As for his rival, Prime Minister Malcolm Turnbull, his gamble to trigger the double dissolution hasn't paid off and many are asking whether his predecessor, Tony Abbott, could have done better.
Now, just like after any big night, Mr Turnbull has a big hangover, as his coalition barely hangs on.
But Mr Turnbull wasn't afraid to call it last night.
"We can have every confidence we can form a coalition majority government in the next Parliament," he said. But there's doubt he can.
This isn't the sort of party Mr Turnbull wanted. He was after a clear win and his coalition has taken a big hit. He says the Coalition will work to resolve the new Parliament without division or rancour.
At last count, Mr Turnbull's coalition had 68 seats to Labor's 66, but with 11 seats too close to call, a hung Parliament looms. Voters aren't happy.
"I checked out the second time our PM got switched to someone else. I'm just going to leave the country," said one disillusioned member of the public.
Mr Turnbull squared the blame at Labor's Medicare scare campaign and texts sent to voters on polling day.
"It said it came from Medicare - an extraordinary act of dishonesty. No doubt the police will investigate," he said.
Allegations like that couldn't take the shine off rival Mr Shorten's performance. There were other celebrations and victories as the first indigenous woman was elected to the Lower House, and One Nation leader Pauline Hanson made a comeback.
"They see me as a true blue Aussie, someone who really cares about them. That's what I hear all the time, 'Well she's got the guts to say what I'm thinking,'" Ms Hanson said.
With upsets like that and the possibility of a hung Parliament, there's an anxious wait.
New Zealand Prime Minister John Key is relaxed about the result.

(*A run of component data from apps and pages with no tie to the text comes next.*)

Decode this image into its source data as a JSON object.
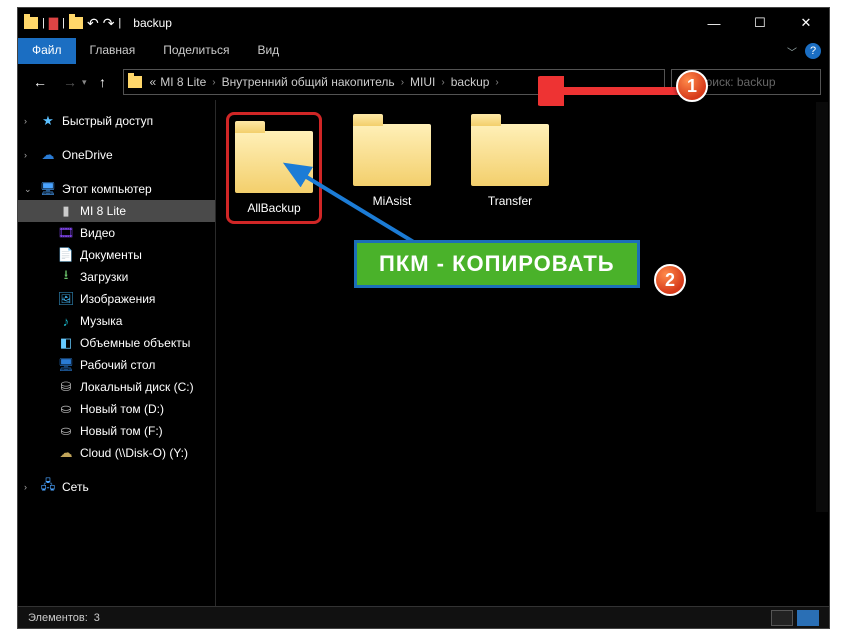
{
  "window": {
    "title": "backup"
  },
  "ribbon": {
    "file": "Файл",
    "home": "Главная",
    "share": "Поделиться",
    "view": "Вид"
  },
  "breadcrumb": {
    "prefix": "«",
    "c1": "MI 8 Lite",
    "c2": "Внутренний общий накопитель",
    "c3": "MIUI",
    "c4": "backup"
  },
  "search": {
    "placeholder": "Поиск: backup"
  },
  "sidebar": {
    "quick": "Быстрый доступ",
    "onedrive": "OneDrive",
    "pc": "Этот компьютер",
    "phone": "MI 8 Lite",
    "video": "Видео",
    "docs": "Документы",
    "downloads": "Загрузки",
    "pictures": "Изображения",
    "music": "Музыка",
    "objects3d": "Объемные объекты",
    "desktop": "Рабочий стол",
    "diskC": "Локальный диск (C:)",
    "diskD": "Новый том (D:)",
    "diskF": "Новый том (F:)",
    "cloud": "Cloud (\\\\Disk-O) (Y:)",
    "network": "Сеть"
  },
  "folders": {
    "f1": "AllBackup",
    "f2": "MiAsist",
    "f3": "Transfer"
  },
  "status": {
    "label": "Элементов:",
    "count": "3"
  },
  "annot": {
    "m1": "1",
    "m2": "2",
    "callout": "ПКМ - КОПИРОВАТЬ"
  }
}
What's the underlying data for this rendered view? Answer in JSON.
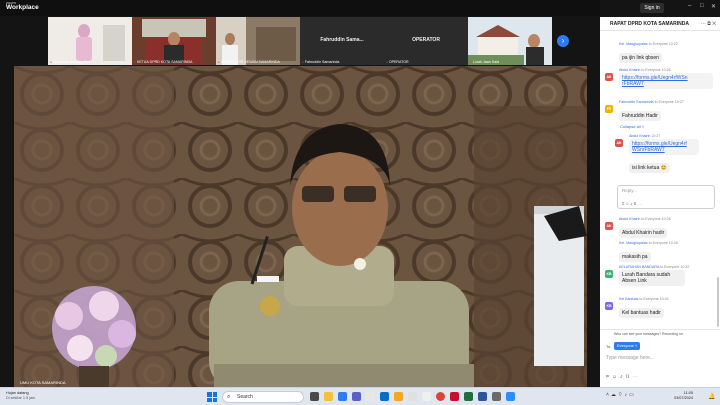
{
  "app": {
    "brand_small": "zoom",
    "brand_name": "Workplace",
    "sign_in": "Sign in"
  },
  "thumbnails": [
    {
      "label": "kelurahan Sindang Sari"
    },
    {
      "label": "KETUA DPRD KOTA SAMARINDA"
    },
    {
      "label": "SEKRETARIS DEWAN SAMARINDA"
    },
    {
      "label": "Fahruddin Samarinda",
      "name": "Fahruddin Sama..."
    },
    {
      "label": "OPERATOR",
      "name": "OPERATOR"
    },
    {
      "label": "Lurah Jaan Sala"
    }
  ],
  "main_video": {
    "label": "UMU KOTA SAMARINDA"
  },
  "chat": {
    "title": "RAPAT DPRD KOTA SAMARINDA",
    "messages": [
      {
        "sender": "Kel. Mangkupalas",
        "to": "to Everyone",
        "time": "10:22",
        "text": "pa ijin link qbsen",
        "initials": "",
        "color": "#c9c9c9"
      },
      {
        "sender": "Abdul Khairin",
        "to": "to Everyone",
        "time": "10:26",
        "text": "https://forms.gle/Uegn4rfWSn rFbRAW7",
        "initials": "AK",
        "color": "#d9534f",
        "link": true
      },
      {
        "sender": "Fahruddin Samarinda",
        "to": "to Everyone",
        "time": "10:27",
        "text": "Fahruddin Hadir",
        "initials": "FS",
        "color": "#f0b400"
      }
    ],
    "collapse": "Collapse all",
    "thread": [
      {
        "sender": "Abdul Khairin",
        "time": "10:27",
        "text": "https://forms.gle/Uegn4rf WSnrFbRAW7",
        "initials": "AK",
        "color": "#d9534f",
        "link": true
      },
      {
        "text": "isi link ketua 😊"
      }
    ],
    "reply_placeholder": "Reply...",
    "messages2": [
      {
        "sender": "Abdul Khairin",
        "to": "to Everyone",
        "time": "10:28",
        "text": "Abdul Khairin hadir",
        "initials": "AK",
        "color": "#d9534f"
      },
      {
        "sender": "Kel. Mangkupalas",
        "to": "to Everyone",
        "time": "10:28",
        "text": "makasih pa",
        "initials": "",
        "color": "#c9c9c9"
      },
      {
        "sender": "KELURAHAN BANDARA",
        "to": "to Everyone",
        "time": "10:32",
        "text": "Lurah Bandara sudah Absen Link",
        "initials": "KB",
        "color": "#3cb371"
      },
      {
        "sender": "Kel Bantuas",
        "to": "to Everyone",
        "time": "10:34",
        "text": "Kel  bantuas  hadir",
        "initials": "KB",
        "color": "#7b68ee"
      }
    ],
    "who_can_see": "Who can see your messages? Recording on",
    "to_label": "To:",
    "recipient": "Everyone",
    "input_placeholder": "Type message here..."
  },
  "taskbar": {
    "weather_title": "Hujan datang",
    "weather_sub": "Di sekitar 1.5 jam",
    "search_placeholder": "Search",
    "time": "11:05",
    "date": "03/07/2024"
  }
}
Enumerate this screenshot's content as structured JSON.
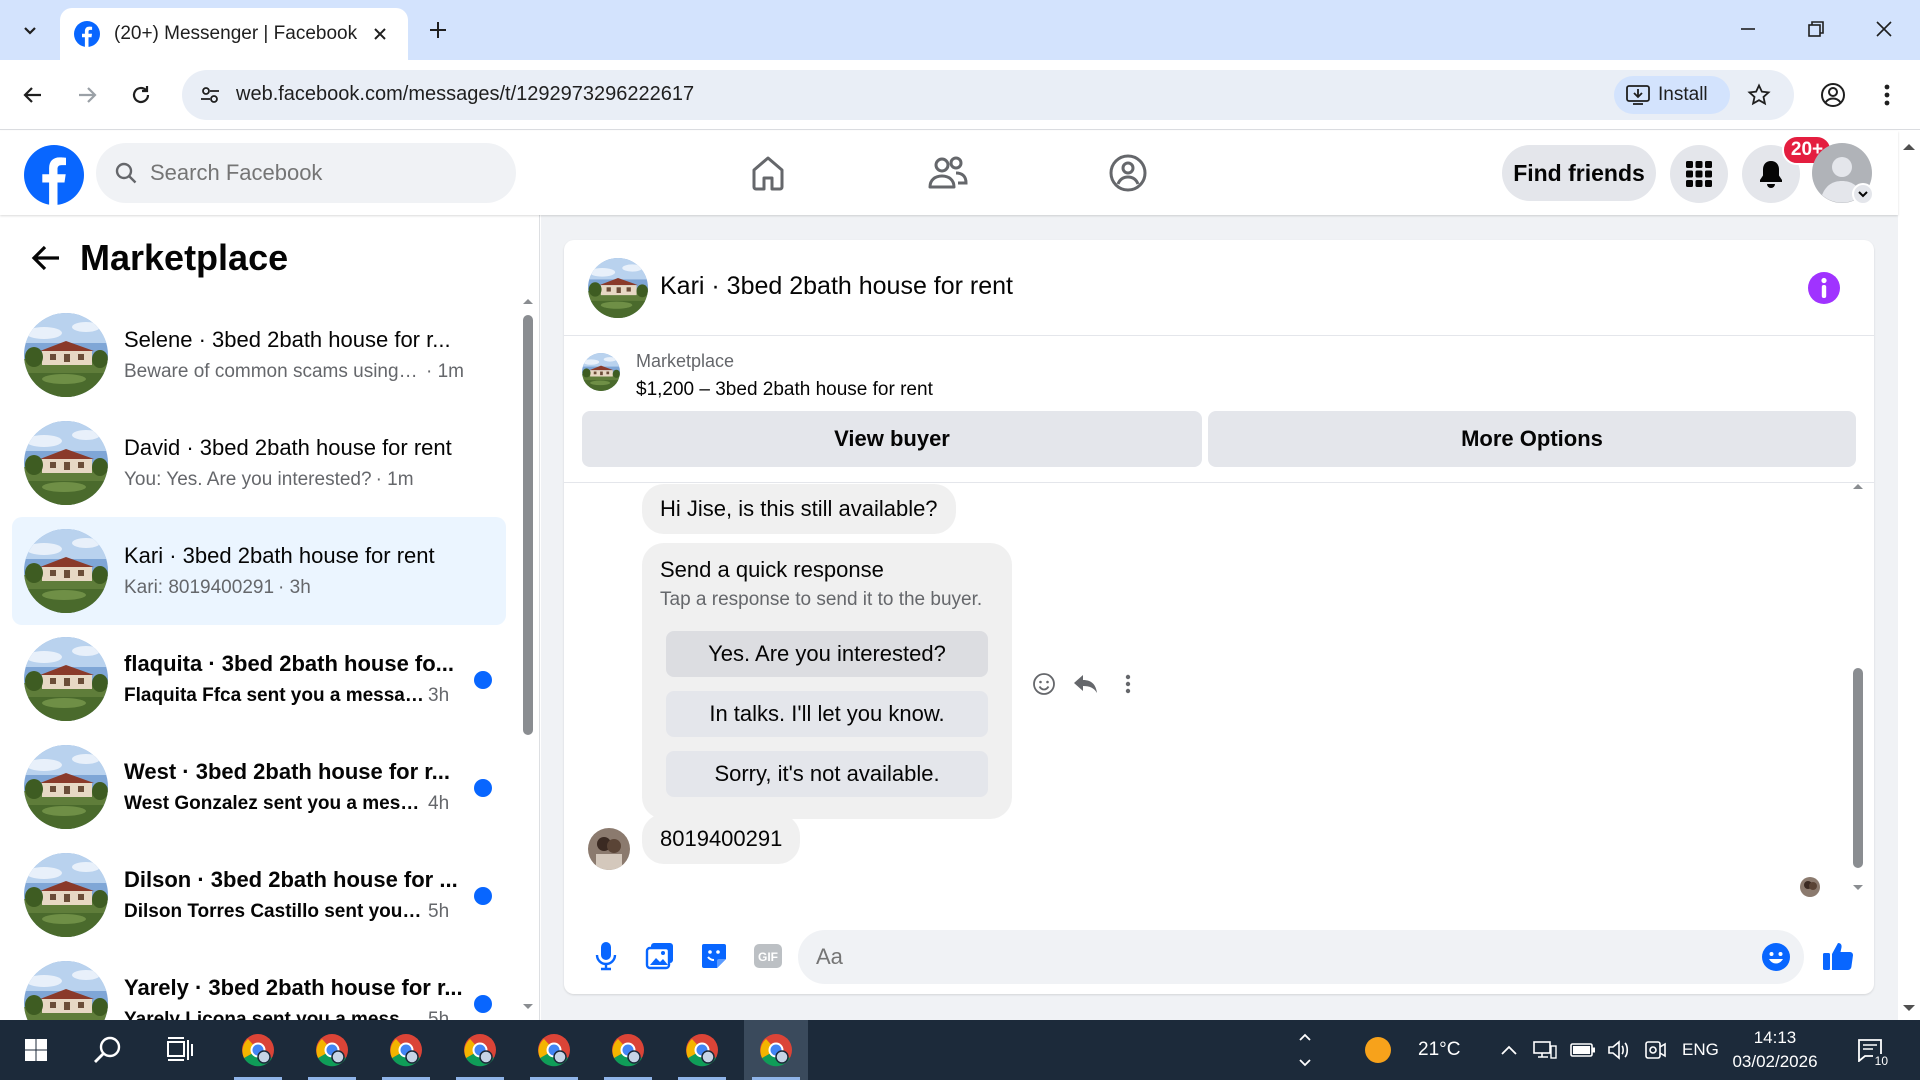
{
  "browser": {
    "tab_title": "(20+) Messenger | Facebook",
    "url": "web.facebook.com/messages/t/1292973296222617",
    "install_label": "Install"
  },
  "fb": {
    "search_placeholder": "Search Facebook",
    "find_friends_label": "Find friends",
    "notification_badge": "20+"
  },
  "sidebar": {
    "title": "Marketplace",
    "conversations": [
      {
        "name": "Selene · 3bed 2bath house for r...",
        "snippet": "Beware of common scams using p...",
        "time": "· 1m",
        "unread": false,
        "active": false
      },
      {
        "name": "David · 3bed 2bath house for rent",
        "snippet": "You: Yes. Are you interested?",
        "time": "· 1m",
        "unread": false,
        "active": false
      },
      {
        "name": "Kari · 3bed 2bath house for rent",
        "snippet": "Kari: 8019400291",
        "time": "· 3h",
        "unread": false,
        "active": true
      },
      {
        "name": "flaquita · 3bed 2bath house fo...",
        "snippet": "Flaquita Ffca sent you a messag...",
        "time": "3h",
        "unread": true,
        "active": false
      },
      {
        "name": "West · 3bed 2bath house for r...",
        "snippet": "West Gonzalez sent you a mess...",
        "time": "4h",
        "unread": true,
        "active": false
      },
      {
        "name": "Dilson · 3bed 2bath house for ...",
        "snippet": "Dilson Torres Castillo sent you a...",
        "time": "5h",
        "unread": true,
        "active": false
      },
      {
        "name": "Yarely · 3bed 2bath house for r...",
        "snippet": "Yarely Licona sent you a messag...",
        "time": "5h",
        "unread": true,
        "active": false
      }
    ]
  },
  "chat": {
    "title": "Kari · 3bed 2bath house for rent",
    "marketplace_label": "Marketplace",
    "listing": "$1,200 – 3bed 2bath house for rent",
    "view_buyer_label": "View buyer",
    "more_options_label": "More Options",
    "first_message": "Hi Jise, is this still available?",
    "quick_response": {
      "title": "Send a quick response",
      "subtitle": "Tap a response to send it to the buyer.",
      "options": [
        "Yes. Are you interested?",
        "In talks. I'll let you know.",
        "Sorry, it's not available."
      ]
    },
    "reply_message": "8019400291",
    "composer_placeholder": "Aa"
  },
  "taskbar": {
    "temperature": "21°C",
    "language": "ENG",
    "time": "14:13",
    "date": "03/02/2026",
    "notification_count": "10"
  },
  "colors": {
    "fb_blue": "#0866ff",
    "messenger_purple": "#a033ff",
    "badge_red": "#e41e3f",
    "active_conv": "#ebf5ff"
  }
}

"I don't think Australia have spent a whole lot of time navel-gazing. I think in the end they'll just learn to work with the conditions that they have."